(We called it "crick," not "creek.")
Mine was a nondescript little stream with tin cans, broken bottles and lots of unmentionable junk in it, guaranteed to gash the feet of anyone who dared to wade barefoot there.
But it was a playground for those kids whose imagination knew no bounds!
In the summertime, for instance, it became the Congo, the Mississippi or the Little Big Horn, depending, of course, on whether we played Tarzan, Huckleberry Finn or cowboys and Indians. (Nobody wanted to be General Custer then.)
We hunted for snapping turtles which we took to a wizened old ex-slave as a peace-offering so she wouldn't practice voodoo against us-at least that's what we thought.
In the winter-when ice covered the rocks and refuse-we battled it out in a game called shinny, a form of hockey-but you could never confuse the two.
It was unorganized mayhem in our narrow rink when screaming kids-mostly in bib overalls-hacked away with their homemade cudgels, not caring if they hit each other because blood-letting was part of the sport.
The puck was a Carnation condensed milk can, which after a few whacks, became a lethal weapon capable of knocking out teeth or otherwise inflicting bodily harm on one another.
We chose sides, and the object of the game was to drive the Carnation milk can over the opponents' goal. But, as I recall, nobody kept score, and the fun was in the flailing.
We also tried (unsuccessfully) to trap weasels, muskrats and mink which we knew shared the unbabbling brook with us. What we would have done with one had we caught it is anybody's guess!
I think mothers suffered the most. They were unhappy when we came home with our overall legs wet – not to mention bleeding. We could have stayed in the house and played parcheesi or checkers, as far as it was their concern.
We could become rich, too, by sloshing around in the crick we told them. By turning over a few rocks, we could catch a lot of crawdads (we called them crabs then), and we could sell them to fishermen for bait.
I replayed the scene over and over again as I told Phyllis about my youthful shenanigans. The youngsters of today don't know what it's like to get all wet from seining with a gunny sack or bleeding from a misfired Carnation condensed milk can.
Needless to say, it's a shame when all they've got to look forward to is iPod music when they could be bleeding from a wild game of shinny.

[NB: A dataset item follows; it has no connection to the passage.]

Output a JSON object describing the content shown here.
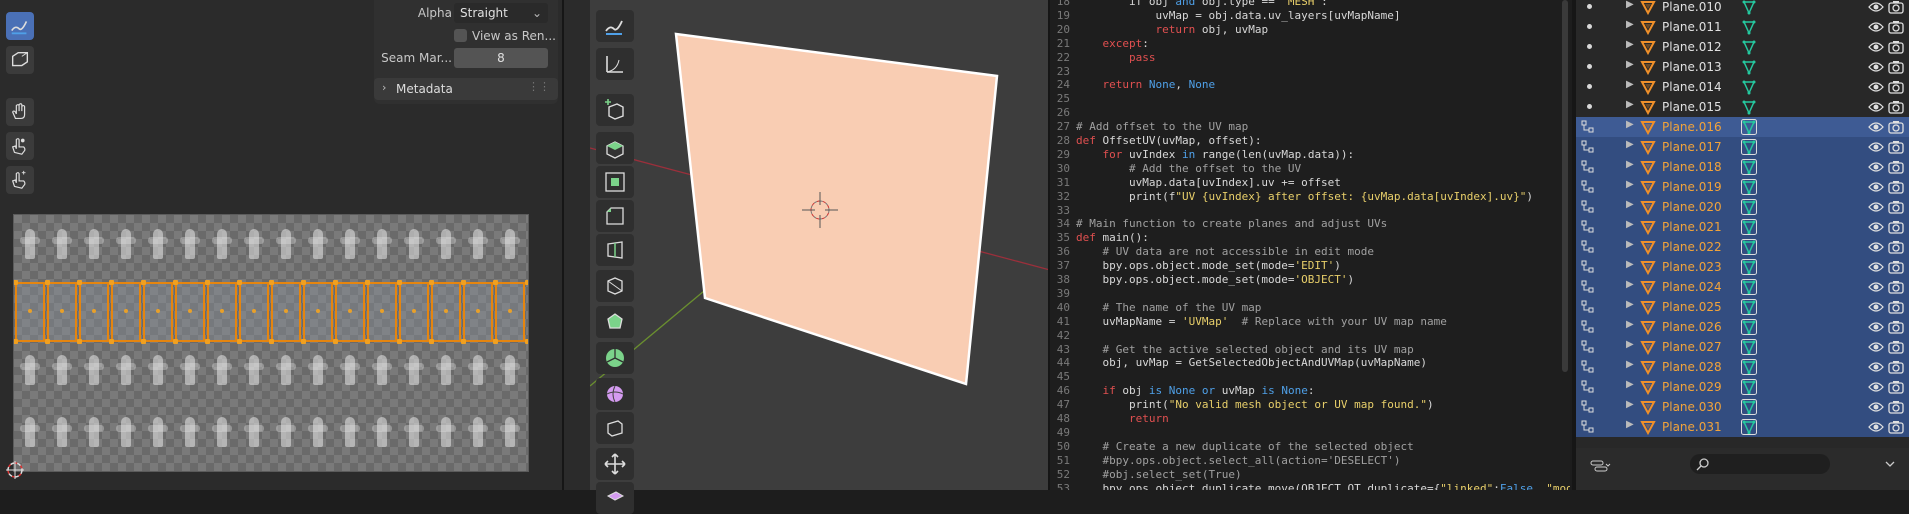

I think I was right when I wrote that every child should have a crick in his or her life. We wouldn't need so many head-shrinkers if we had more kids looking for more blood-suckers between their toes instead of watching so much television.
There wasn't much obesity in bib overalls either when shinny was played on the frozen crick!
© 2006 Robert F. Karolevitz